Fun, games and learning
Who says learning has to be all hard work?
Not first-grader Isabella Wimmer, who was all smiles in class last week as she used an app called Sight Words to pronounce and write words using an iPad.
“We can enhance so much of our learning time by letting kids use them,” said Kim Flatau, Isabella’s first-grade teacher at Heart of the Lakes Elementary, of the iPads. “It’s a different way to learn; there’s more motivation, instead of using flash cards and drills.”
Perham High School receives most of the attention for the school district’s iEngage initiative, due to its one-to-one student-to-iPad ratio. However, that doesn’t mean the younger grades are staying behind in the paper-bound age.
“It’s great,” said Flatau of iEngage. “We have a fabulous program, but sometimes it can be hard to coordinate the iPads when doing a whole-class activity.”
Since voters passed a technology levy in 2011, carts of 30 iPads have been shared between the class sections in kindergarten through eighth grades.

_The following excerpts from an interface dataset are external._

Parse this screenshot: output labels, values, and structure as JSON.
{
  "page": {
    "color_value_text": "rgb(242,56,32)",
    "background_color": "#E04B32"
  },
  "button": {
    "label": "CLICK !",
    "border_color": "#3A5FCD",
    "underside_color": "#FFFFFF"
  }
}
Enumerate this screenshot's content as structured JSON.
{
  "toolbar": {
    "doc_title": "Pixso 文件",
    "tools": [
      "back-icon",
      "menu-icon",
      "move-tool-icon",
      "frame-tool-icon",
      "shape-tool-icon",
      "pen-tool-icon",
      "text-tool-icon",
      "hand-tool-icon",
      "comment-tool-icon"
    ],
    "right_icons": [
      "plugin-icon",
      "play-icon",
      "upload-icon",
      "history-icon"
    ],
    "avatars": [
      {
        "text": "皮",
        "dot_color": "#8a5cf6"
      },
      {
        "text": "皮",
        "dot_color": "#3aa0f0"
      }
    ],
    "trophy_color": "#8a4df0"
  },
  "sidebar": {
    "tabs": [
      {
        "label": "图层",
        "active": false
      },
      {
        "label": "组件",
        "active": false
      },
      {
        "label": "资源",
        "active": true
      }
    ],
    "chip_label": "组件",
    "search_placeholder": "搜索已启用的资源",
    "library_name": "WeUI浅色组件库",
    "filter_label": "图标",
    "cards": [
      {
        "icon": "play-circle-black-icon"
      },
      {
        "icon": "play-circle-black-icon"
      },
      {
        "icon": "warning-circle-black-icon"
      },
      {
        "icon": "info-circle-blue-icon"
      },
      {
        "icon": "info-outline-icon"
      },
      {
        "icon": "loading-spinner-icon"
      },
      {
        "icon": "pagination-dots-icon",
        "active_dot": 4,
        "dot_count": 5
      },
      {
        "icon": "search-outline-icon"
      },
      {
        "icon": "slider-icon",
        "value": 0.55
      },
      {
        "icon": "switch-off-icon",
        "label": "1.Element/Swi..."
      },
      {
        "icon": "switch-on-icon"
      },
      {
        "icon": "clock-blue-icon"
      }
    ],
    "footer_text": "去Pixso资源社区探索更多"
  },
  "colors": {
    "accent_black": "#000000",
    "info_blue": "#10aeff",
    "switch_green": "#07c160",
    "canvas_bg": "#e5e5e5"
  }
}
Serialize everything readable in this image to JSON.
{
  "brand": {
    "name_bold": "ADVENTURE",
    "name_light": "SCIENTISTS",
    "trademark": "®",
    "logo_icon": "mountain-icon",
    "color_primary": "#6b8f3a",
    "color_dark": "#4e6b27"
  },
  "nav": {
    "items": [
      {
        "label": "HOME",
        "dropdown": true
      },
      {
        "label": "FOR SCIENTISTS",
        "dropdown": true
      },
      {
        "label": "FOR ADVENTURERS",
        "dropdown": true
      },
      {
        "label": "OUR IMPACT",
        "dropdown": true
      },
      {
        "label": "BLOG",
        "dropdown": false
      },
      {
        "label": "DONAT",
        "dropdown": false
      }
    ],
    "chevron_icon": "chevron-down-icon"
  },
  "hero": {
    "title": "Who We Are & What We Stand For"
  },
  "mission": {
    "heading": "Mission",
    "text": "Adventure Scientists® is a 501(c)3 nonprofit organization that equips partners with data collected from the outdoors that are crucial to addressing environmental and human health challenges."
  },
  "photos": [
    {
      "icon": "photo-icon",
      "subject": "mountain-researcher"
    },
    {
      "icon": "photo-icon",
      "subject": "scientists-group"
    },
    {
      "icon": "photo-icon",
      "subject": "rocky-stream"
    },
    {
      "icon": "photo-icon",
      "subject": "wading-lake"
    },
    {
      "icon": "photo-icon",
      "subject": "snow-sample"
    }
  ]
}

Deanna Kovash, an iPad specialist for the elementary and middle schools, said the carts are a unique challenge to maintain.
Updates can be particularly time consuming for the technology staff. The K-8 iPads aren’t connected to a network like those at the high school, so each update and new app must be installed manually – one unit at a time.
According to teachers and students, the benefits of having the technology available make up for the irritations.
Darrell Pederson, who teaches sixth grade, uses several apps in his class.
“It takes seeing a new word 20 times to commit it to your long-term memory,” he explained. “With the iPads, they can see the week’s words over 50 times.”
Seventh grade teacher Mallory Stoderl also said the iPads provide more than just fun.
“They see the cart in my room and they’re like, ‘Yay! We get to use iPads today!’” Stoderl said of her students. “It gets them involved. They can have a bit of fun when doing math, which can be hard to do.”
Ann Kostynick echoed the positive feelings toward the iPads.
“I didn’t want it to be like ‘go play a game,’” she said. “For first-graders, it can be so much more. Kids can do more than we think with them. They’re fast learners and capable of much more than we realize.”
“There is more of an ease among the staff this year,” said Kovash. “Teachers have been great about exploring options. They know what they’re doing and what apps they like. I get really fired up when I get an email saying ‘I want to do this.’”
Elizabeth Huwe, Perham Focus